● DATA TO EXAMINE:
┌──

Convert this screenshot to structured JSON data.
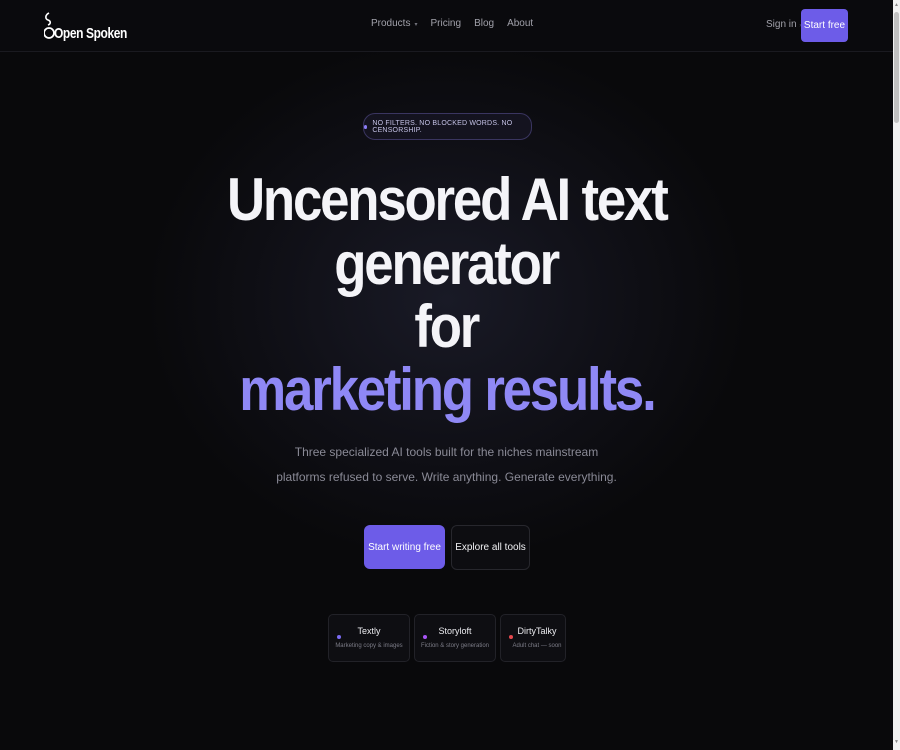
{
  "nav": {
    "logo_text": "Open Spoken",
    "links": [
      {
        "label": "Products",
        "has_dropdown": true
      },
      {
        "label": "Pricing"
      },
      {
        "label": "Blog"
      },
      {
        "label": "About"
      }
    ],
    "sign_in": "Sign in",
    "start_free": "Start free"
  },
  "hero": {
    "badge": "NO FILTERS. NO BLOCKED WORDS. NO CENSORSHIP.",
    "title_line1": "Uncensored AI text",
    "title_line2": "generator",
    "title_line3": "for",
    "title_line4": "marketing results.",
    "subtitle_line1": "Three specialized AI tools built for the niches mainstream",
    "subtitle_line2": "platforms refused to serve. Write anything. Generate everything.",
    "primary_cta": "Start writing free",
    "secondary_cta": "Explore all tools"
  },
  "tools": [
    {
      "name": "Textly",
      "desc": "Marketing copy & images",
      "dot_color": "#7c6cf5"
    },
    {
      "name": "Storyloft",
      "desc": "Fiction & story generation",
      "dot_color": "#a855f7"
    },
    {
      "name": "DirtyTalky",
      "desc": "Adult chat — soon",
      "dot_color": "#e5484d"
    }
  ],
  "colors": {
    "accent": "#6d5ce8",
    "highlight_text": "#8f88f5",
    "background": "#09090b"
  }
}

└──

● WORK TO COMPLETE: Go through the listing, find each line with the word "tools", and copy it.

● YOUR SOLUTION:
    "subtitle_line1": "Three specialized AI tools built for the niches mainstream",
    "secondary_cta": "Explore all tools"
  "tools": [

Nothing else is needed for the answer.